With this combination circuits having 110 volts may be obtained or circuits having 220 volts may be used or circuits having positive and negative terminals and a ground may be used.

the lower wall of the slot and with the upper wall of the cavity higher than the upper wall of the slot, thereby providing an overhanging flange defining the upper wall of the slot and a side wall of the cavity, a resilient conductive strip positioned in each cavity, each conductive strip being arcuate in cross-section with the edges thereof engaging the upper corners of the cavity and with the middle portion thereof extending below the upper wall of the slot, each conductive strip being held in position by its inherent resiliency, the vertical distance between the middle portion of each conductive strip and the lower wall of the cavity being such as to resiliently grip the prong of a connector plug therebetween, each conductive strip having an aperture therethrough, a conductor wire extending through said aperture and being soldered to the inner surface of the conductive strip, and the end of each conductive strip being positioned on and secured to one leg of a flat, L-shaped bracket, the other leg of said bracket being adapted to be secured to the conductive strip of an adjacent unit.

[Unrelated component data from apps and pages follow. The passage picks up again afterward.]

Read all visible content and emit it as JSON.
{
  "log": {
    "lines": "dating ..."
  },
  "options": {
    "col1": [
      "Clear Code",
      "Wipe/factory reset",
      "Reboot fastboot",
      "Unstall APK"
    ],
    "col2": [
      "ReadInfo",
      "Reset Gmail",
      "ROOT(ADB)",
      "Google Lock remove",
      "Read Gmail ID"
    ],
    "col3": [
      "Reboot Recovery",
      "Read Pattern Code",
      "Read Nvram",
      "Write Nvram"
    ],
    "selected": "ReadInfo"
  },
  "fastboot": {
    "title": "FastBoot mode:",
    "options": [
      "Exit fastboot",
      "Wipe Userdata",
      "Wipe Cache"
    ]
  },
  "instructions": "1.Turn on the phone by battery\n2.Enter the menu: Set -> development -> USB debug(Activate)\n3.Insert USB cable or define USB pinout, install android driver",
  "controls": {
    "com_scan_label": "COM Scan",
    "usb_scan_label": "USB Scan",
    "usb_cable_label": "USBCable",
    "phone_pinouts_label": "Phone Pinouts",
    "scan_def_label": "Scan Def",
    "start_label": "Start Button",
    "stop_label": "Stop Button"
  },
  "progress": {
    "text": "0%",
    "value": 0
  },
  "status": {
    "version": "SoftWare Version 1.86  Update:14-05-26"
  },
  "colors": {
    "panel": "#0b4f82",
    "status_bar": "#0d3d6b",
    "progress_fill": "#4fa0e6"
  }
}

References Cited in the file of this patent UNITED STATES PATENTS 1,958,539 Hicks May 15, 1934 2,216,765 Clayton Oct. 8, 1940 2,351,632 OBrien June 20, 1944 FOREIGN PATENTS 930,770 France Aug. 25, 1947

Patent Citations
Cited PatentFiling datePublication dateApplicantTitle
US1958539 *Apr 14, 1931May 15, 1934Hicks Lester TCurrent outlet
US2216765 *Feb 24, 1939Oct 8, 1940Nat Electric Prod CorpElectrical lamp connection
US2351632 *Apr 27, 1942Jun 20, 1944Pierce John B FoundationPolarized outlet section for electric wiring systems
FR930770A * Title not available
Referenced by
Citing PatentFiling datePublication dateApplicantTitle
US3032738 *Aug 9, 1957May 1, 1962Lionel CorpSocket for bi-post lamps
US3115378 *Sep 2, 1960Dec 24, 1963William GellesMultiple light socket arrangement for christmas trees and the like
US3221432 *Feb 20, 1963Dec 7, 1965Gold Bert JIlluminated sign
US3343117 *Oct 30, 1964Sep 19, 1967Hubbell Inc HarveyMultiple convenience outlet
US3441896 *May 29, 1967Apr 29, 1969Hawkins Robert DCompatible electrical outlet socket and plug
US3659247 *May 4, 1970Apr 25, 1972Contecknix IncModular conductor system
US5676558 *Oct 2, 1995Oct 14, 1997Mayer; E. HowardReduced cable requiring, fusible bus duct system and method for providing electrical energy to houses and buildings and the like
US6890219Apr 15, 2002May 10, 2005Marc R. MayerPolarized receptacle containing baseboard in reduced cable requiring system and method for providing electrical energy to houses and buildings and the like
US7052299 *Feb 2, 2005May 30, 2006Kim Kyung TLow voltage electricity distribution circuit
US7128585 *Jun 2, 2005Oct 31, 2006Brian EvilsizerElongated electrical outlet
US7198499Apr 4, 2003Apr 3, 2007Kyung Tae KimLow voltage electricity distribution circuit
US7214079Apr 5, 2006May 8, 2007Kim Kyung TLow voltage electricity distribution circuit
US7303405 *Oct 22, 2004Dec 4, 2007Yazaki CorporationJunction block circuit structure having a negative electrode connector and a positive electrode connector
US7456366Aug 24, 2007Nov 25, 2008The Wiremold CompanyModular raceway with base and integral divider
US7544900May 30, 2008Jun 9, 2009The Wiremold CompanyModular raceway with base and integral divider
US7547221Apr 10, 2007Jun 16, 2009Kim Kyung TLow voltage electricity distribution circuit
US7741568Aug 22, 2007Jun 22, 2010The Wiremold CompanyDownward facing receptacle assembly for cable raceway
US7789686Feb 12, 2007Sep 7, 2010Kyung T KimReceptacle with three circuit forming apertures
US8460016 *Dec 1, 2011Jun 11, 2013Ampower Technology Co., Ltd.Socket and power adapter employing same
U.S. Classification439/115, 439/120
International ClassificationH01R25/00, H01R25/14
Cooperative ClassificationH01R25/14, H01R25/145
European ClassificationH01R25/14